According to Melham’s email, the owner of the new website company allegedly demanded access to Melham’s client server, proprietary web files and code, and the domain name, which was purchased by AlphaDog. Melham went on in the letter to say that internal security protocols prevent the company from providing access to an unknown third party, even when there may be data to give.
Melham maintains that former Hillside business administrator Stephanie Bush-Baskette informed him during a phone call that the new web company would take over in July, with Bush-Baskette asking Melham to continue providing web services through June. But according to Melham, he has not received payment for May or June, despite receiving a signed purchase order for May. No PO was received by Melham for June, despite the fact that his company was still providing services to the township for that entire month.
According to the letter, when Melham called Hillside’s finance department last week regarding the outstanding invoices, he was told that he needed to speak with the township attorney. “In ten years, I have never had to speak with a township attorney in order to receive payment, and I find this extremely odd,” said Melham in his letter.
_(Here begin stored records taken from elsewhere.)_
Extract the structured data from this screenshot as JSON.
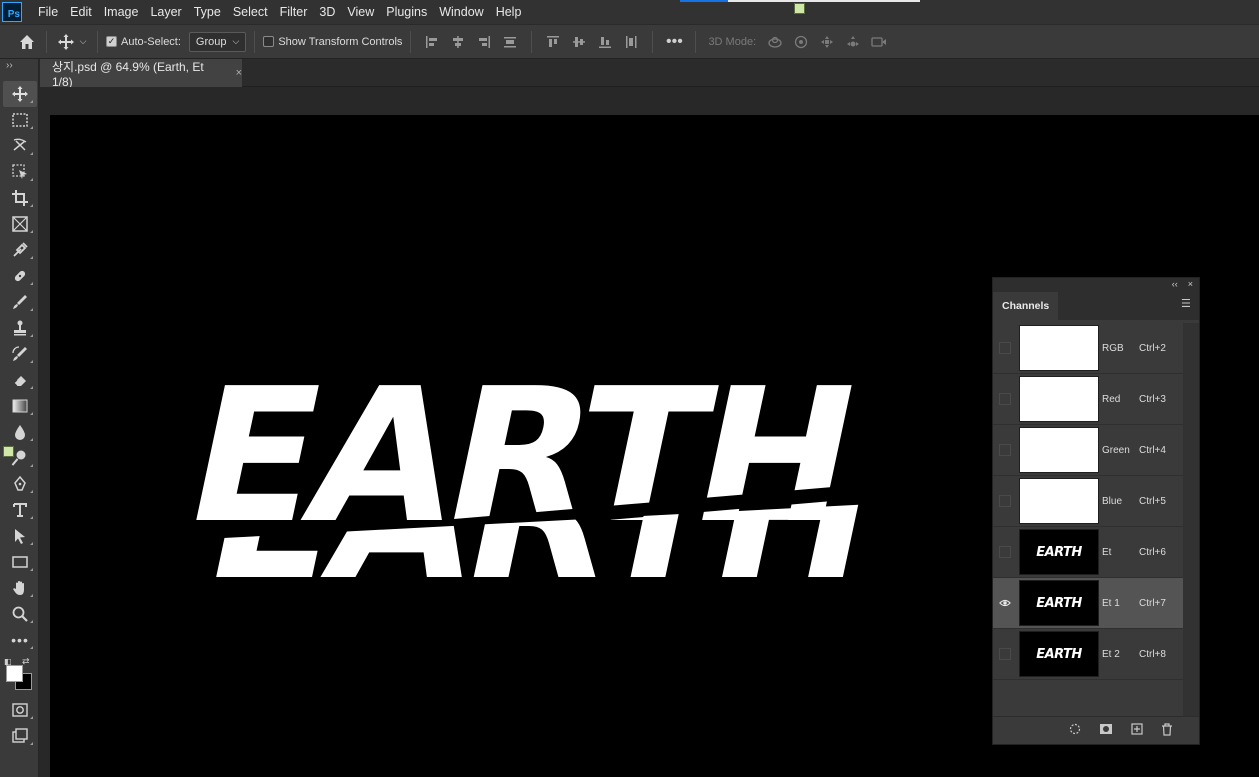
{
  "app": {
    "logo": "Ps"
  },
  "menu": [
    "File",
    "Edit",
    "Image",
    "Layer",
    "Type",
    "Select",
    "Filter",
    "3D",
    "View",
    "Plugins",
    "Window",
    "Help"
  ],
  "options_bar": {
    "auto_select_label": "Auto-Select:",
    "auto_select_checked": true,
    "group_value": "Group",
    "transform_label": "Show Transform Controls",
    "transform_checked": false,
    "mode_label": "3D Mode:"
  },
  "document_tab": {
    "title": "상지.psd @ 64.9% (Earth, Et 1/8)",
    "close": "×"
  },
  "canvas": {
    "artwork_text": "EARTH"
  },
  "channels_panel": {
    "title": "Channels",
    "topbar_collapse": "‹‹",
    "topbar_close": "×",
    "channels": [
      {
        "name": "RGB",
        "shortcut": "Ctrl+2",
        "thumb": "white",
        "thumb_text": "",
        "visible": false,
        "selected": false
      },
      {
        "name": "Red",
        "shortcut": "Ctrl+3",
        "thumb": "white",
        "thumb_text": "",
        "visible": false,
        "selected": false
      },
      {
        "name": "Green",
        "shortcut": "Ctrl+4",
        "thumb": "white",
        "thumb_text": "",
        "visible": false,
        "selected": false
      },
      {
        "name": "Blue",
        "shortcut": "Ctrl+5",
        "thumb": "white",
        "thumb_text": "",
        "visible": false,
        "selected": false
      },
      {
        "name": "Et",
        "shortcut": "Ctrl+6",
        "thumb": "black",
        "thumb_text": "EARTH",
        "visible": false,
        "selected": false
      },
      {
        "name": "Et 1",
        "shortcut": "Ctrl+7",
        "thumb": "black",
        "thumb_text": "EARTH",
        "visible": true,
        "selected": true
      },
      {
        "name": "Et 2",
        "shortcut": "Ctrl+8",
        "thumb": "black",
        "thumb_text": "EARTH",
        "visible": false,
        "selected": false
      }
    ]
  },
  "colors": {
    "foreground": "#ffffff",
    "background": "#000000"
  }
}
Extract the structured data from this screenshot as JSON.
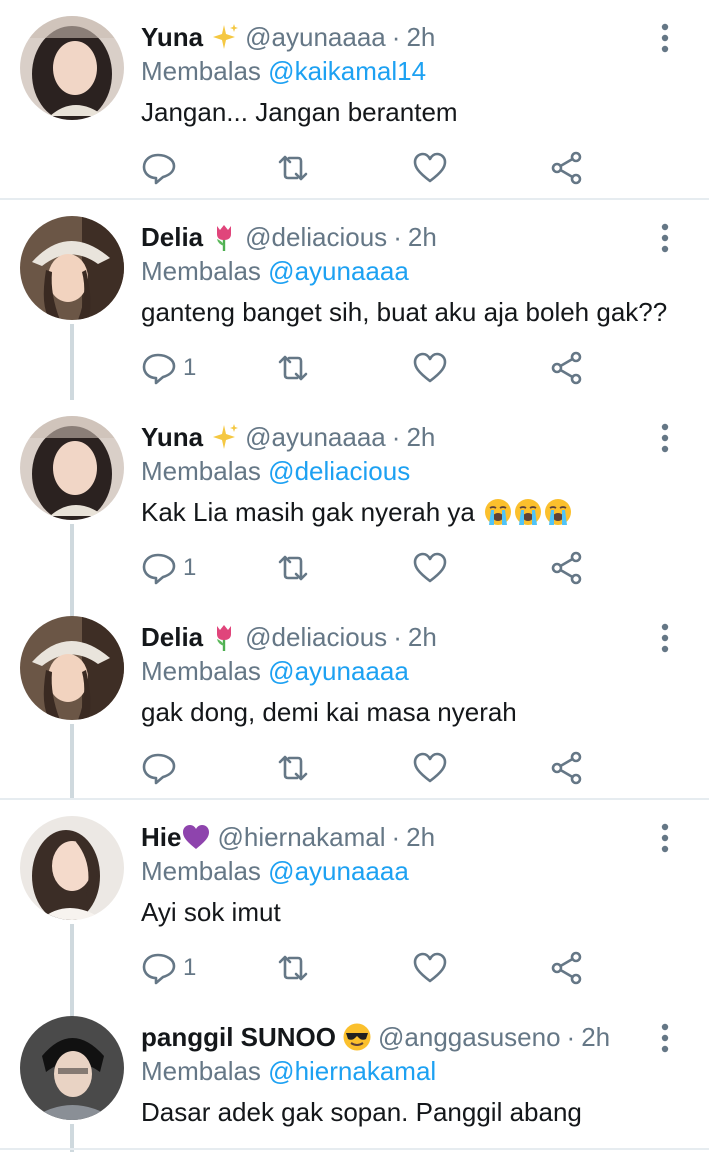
{
  "tweets": [
    {
      "name": "Yuna",
      "name_emoji": "sparkles-icon",
      "handle": "@ayunaaaa",
      "time": "2h",
      "replying_label": "Membalas",
      "replying_to": "@kaikamal14",
      "text": "Jangan... Jangan berantem",
      "reply_count": ""
    },
    {
      "name": "Delia",
      "name_emoji": "tulip-icon",
      "handle": "@deliacious",
      "time": "2h",
      "replying_label": "Membalas",
      "replying_to": "@ayunaaaa",
      "text": "ganteng banget sih, buat aku aja boleh gak??",
      "reply_count": "1"
    },
    {
      "name": "Yuna",
      "name_emoji": "sparkles-icon",
      "handle": "@ayunaaaa",
      "time": "2h",
      "replying_label": "Membalas",
      "replying_to": "@deliacious",
      "text": "Kak Lia masih gak nyerah ya",
      "text_emoji": "loudly-crying-face-icon x3",
      "reply_count": "1"
    },
    {
      "name": "Delia",
      "name_emoji": "tulip-icon",
      "handle": "@deliacious",
      "time": "2h",
      "replying_label": "Membalas",
      "replying_to": "@ayunaaaa",
      "text": "gak dong, demi kai masa nyerah",
      "reply_count": ""
    },
    {
      "name": "Hie",
      "name_emoji": "purple-heart-icon",
      "handle": "@hiernakamal",
      "time": "2h",
      "replying_label": "Membalas",
      "replying_to": "@ayunaaaa",
      "text": "Ayi sok imut",
      "reply_count": "1"
    },
    {
      "name": "panggil SUNOO",
      "name_emoji": "sunglasses-face-icon",
      "handle": "@anggasuseno",
      "time": "2h",
      "replying_label": "Membalas",
      "replying_to": "@hiernakamal",
      "text": "Dasar adek gak sopan. Panggil abang",
      "reply_count": ""
    }
  ],
  "separator": "·",
  "colors": {
    "link": "#1da1f2",
    "muted": "#657786",
    "text": "#14171a",
    "divider": "#e6ecf0",
    "thread": "#cfd9de"
  }
}
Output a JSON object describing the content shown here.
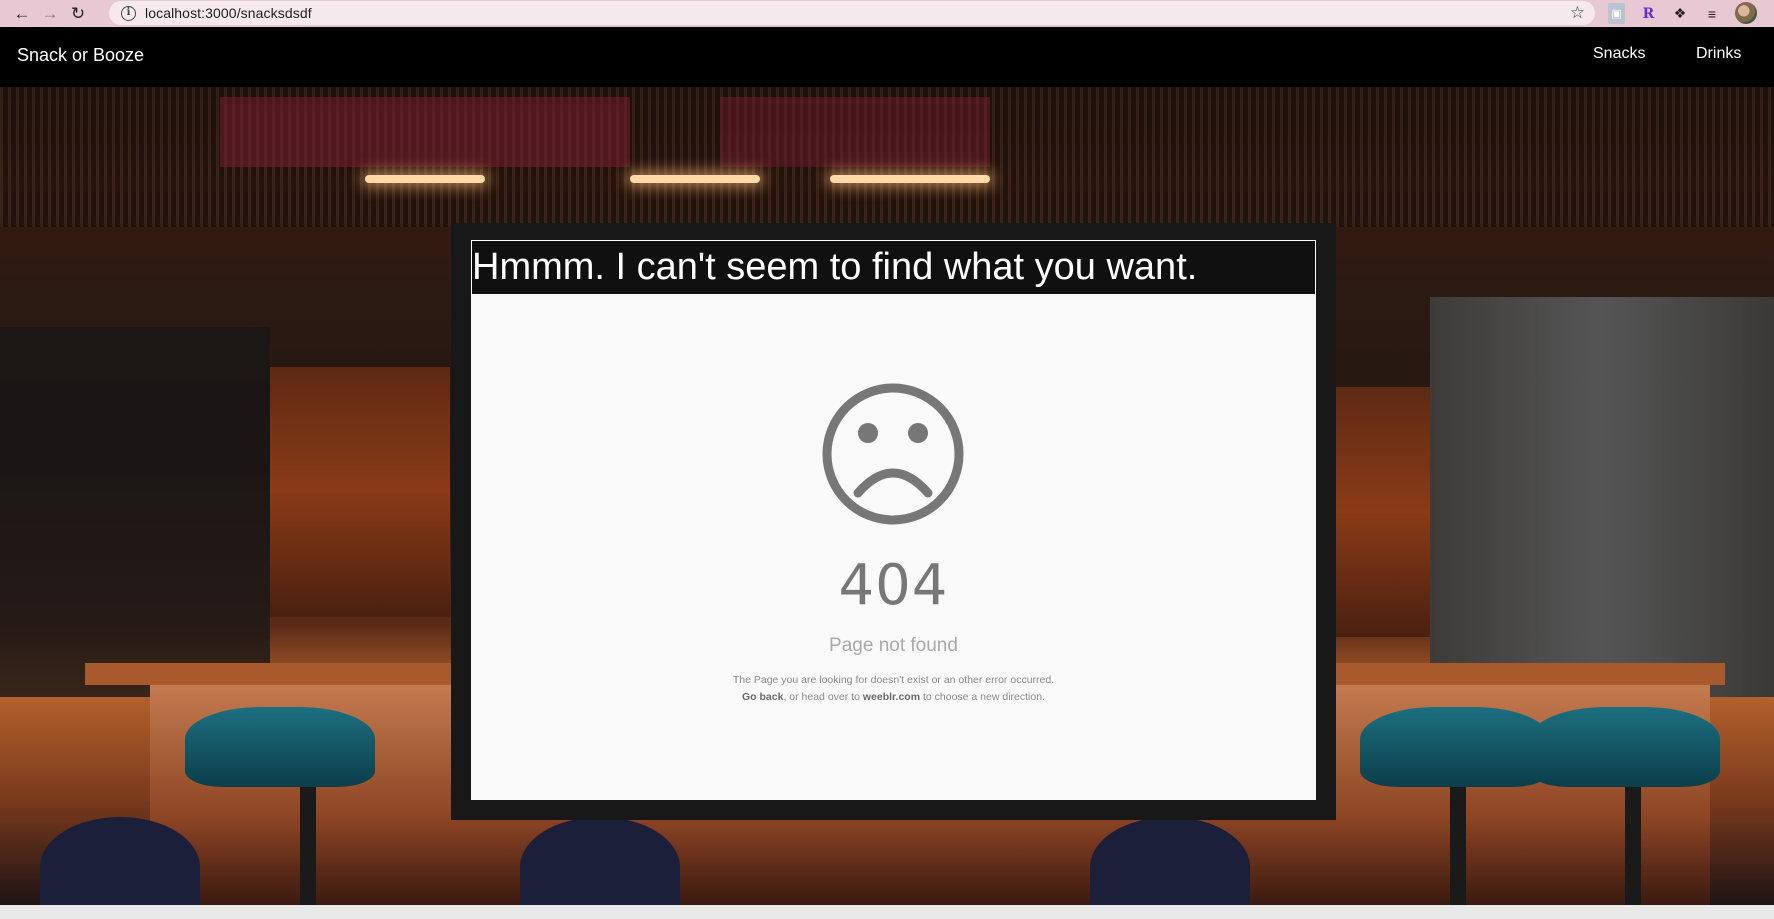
{
  "browser": {
    "url": "localhost:3000/snacksdsdf",
    "extensions": [
      "image-extension-icon",
      "R",
      "puzzle-icon",
      "reading-list-icon"
    ]
  },
  "navbar": {
    "brand": "Snack or Booze",
    "links": [
      "Snacks",
      "Drinks"
    ]
  },
  "card": {
    "title": "Hmmm. I can't seem to find what you want.",
    "image": {
      "code": "404",
      "heading": "Page not found",
      "line1": "The Page you are looking for doesn't exist or an other error occurred.",
      "line2_link1": "Go back",
      "line2_mid": ", or head over to ",
      "line2_link2": "weeblr.com",
      "line2_end": " to choose a new direction."
    }
  },
  "colors": {
    "navbar_bg": "#000000",
    "card_bg": "#181818",
    "chrome_bg": "#e8c8d2"
  }
}
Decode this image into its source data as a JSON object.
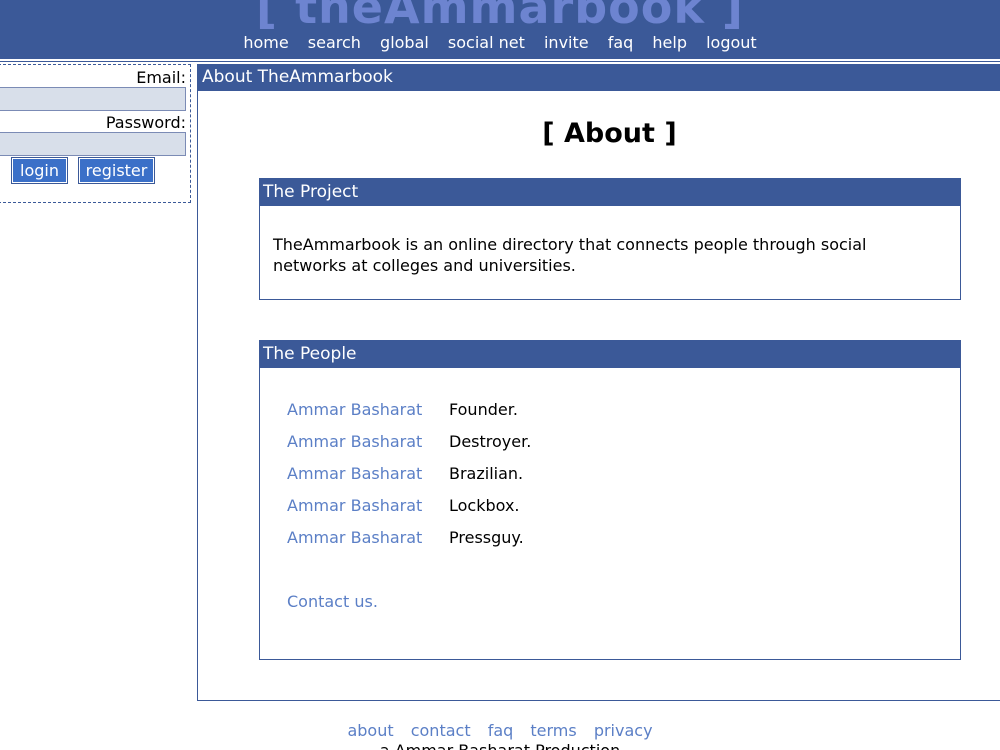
{
  "header": {
    "logo": "[ theAmmarbook ]",
    "nav": [
      "home",
      "search",
      "global",
      "social net",
      "invite",
      "faq",
      "help",
      "logout"
    ]
  },
  "login": {
    "email_label": "Email:",
    "email_value": "",
    "password_label": "Password:",
    "password_value": "",
    "login_button": "login",
    "register_button": "register"
  },
  "main": {
    "title": "About TheAmmarbook",
    "heading": "[ About ]",
    "project": {
      "title": "The Project",
      "text": "TheAmmarbook is an online directory that connects people through social networks at colleges and universities."
    },
    "people": {
      "title": "The People",
      "list": [
        {
          "name": "Ammar Basharat",
          "role": "Founder."
        },
        {
          "name": "Ammar Basharat",
          "role": "Destroyer."
        },
        {
          "name": "Ammar Basharat",
          "role": "Brazilian."
        },
        {
          "name": "Ammar Basharat",
          "role": "Lockbox."
        },
        {
          "name": "Ammar Basharat",
          "role": "Pressguy."
        }
      ],
      "contact": "Contact us."
    }
  },
  "footer": {
    "links": [
      "about",
      "contact",
      "faq",
      "terms",
      "privacy"
    ],
    "credit": "a Ammar Basharat Production"
  },
  "colors": {
    "brand_blue": "#3b5998",
    "link_blue": "#5b7fc6",
    "input_bg": "#d8dfea",
    "button_blue": "#3b70c8"
  }
}
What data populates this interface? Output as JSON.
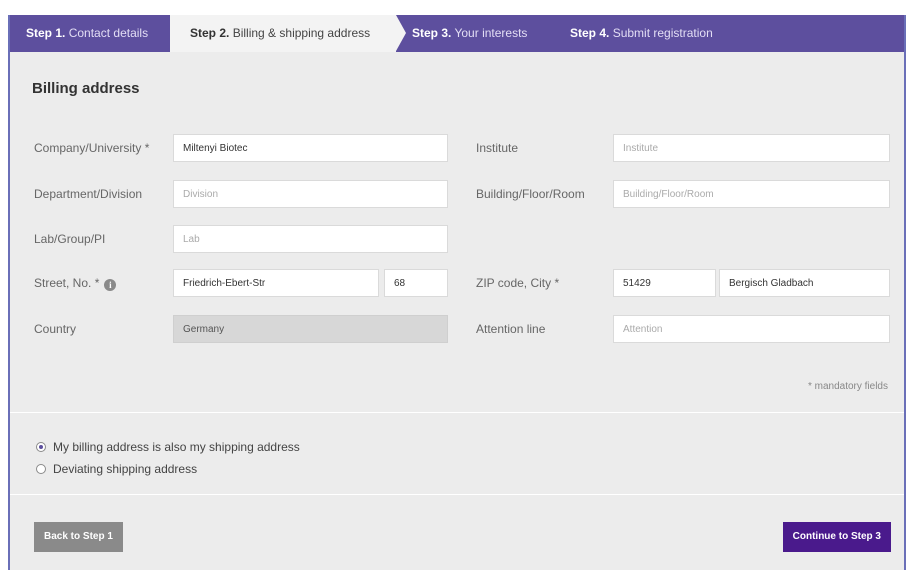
{
  "steps": [
    {
      "num": "Step 1.",
      "label": "Contact details"
    },
    {
      "num": "Step 2.",
      "label": "Billing & shipping address"
    },
    {
      "num": "Step 3.",
      "label": "Your interests"
    },
    {
      "num": "Step 4.",
      "label": "Submit registration"
    }
  ],
  "billing": {
    "title": "Billing address",
    "company": {
      "label": "Company/University *",
      "value": "Miltenyi Biotec",
      "placeholder": ""
    },
    "department": {
      "label": "Department/Division",
      "value": "",
      "placeholder": "Division"
    },
    "lab": {
      "label": "Lab/Group/PI",
      "value": "",
      "placeholder": "Lab"
    },
    "street": {
      "label": "Street, No. *",
      "value": "Friedrich-Ebert-Str",
      "number": "68"
    },
    "country": {
      "label": "Country",
      "value": "Germany"
    },
    "institute": {
      "label": "Institute",
      "value": "",
      "placeholder": "Institute"
    },
    "building": {
      "label": "Building/Floor/Room",
      "value": "",
      "placeholder": "Building/Floor/Room"
    },
    "zip_city": {
      "label": "ZIP code, City *",
      "zip": "51429",
      "city": "Bergisch Gladbach"
    },
    "attention": {
      "label": "Attention line",
      "value": "",
      "placeholder": "Attention"
    },
    "mandatory_note": "* mandatory fields"
  },
  "shipping": {
    "option_same": "My billing address is also my shipping address",
    "option_deviating": "Deviating shipping address",
    "selected": "same"
  },
  "buttons": {
    "back": "Back to Step 1",
    "continue": "Continue to Step 3"
  },
  "colors": {
    "stepper_bg": "#5d4f9e",
    "continue_bg": "#4a1a8c",
    "back_bg": "#8a8a8a"
  }
}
According to four council members who were contacted by LocalSource, the council was told nothing about the outstanding bill owed. “She makes us look like idiots,” said one council member of Garretson. “We don’t know anything about this. She does this all the time. I think we need a forensic audit to look at everything. I want to know why we’re not paying the bills. There’s something wrong here.”
Hyatt, who is head of the council’s finance committee, confirmed receipt of Melham’s email. “An email was received on October 27, 2016 that was originally forwarded by AlphaDog detailing their experience,” Hyatt said. “The email also included information about unpaid invoices and purchase orders. That email was forwarded to the CFO for research and finalization.”
Garretson said that she was not aware of Melham’s invoice, but that she would look into the situation and respond to LocalSource’s inquiry.
Township officials are stating that Hillside’s latest issues of nonpayment for goods and services are indicative of a real crisis in the township, and they all seem to be pointing to the person at the helm.
According to Freedman, this is just a few incidents in a long line of many. “Something is not right,” said Freedman. “I know that in the past, a lot of bills sat on the mayor’s desk for a long time. All I know is that we’ve had more web designers in the past three years than I can count and the websites still don’t work.”
Freedman said that situations similar to this have happened before in the township. “It’s not the first time the mayor hasn’t paid the bills,” he said. “She’s a bright woman but she’s not an administrator. People have tried to spend time with her and to give her instruction and guidance, but she doesn’t take instruction very well.”
After looking into LocalSource’s inquiry regarding the unpaid invoices to AlphaDog, council members confirmed that they had not been informed of the extended service agreement between the township and the website company. While the resolution had clearly stated that the company was to be paid through to the end of the service contract, which was for April, 2016, the extended service throughout May and June was never communicated to the council.
Council members informed LocalSource that they had spoken with the township’s attorney about the unpaid invoices and that a resolution to pay
the web company would be passed immediately.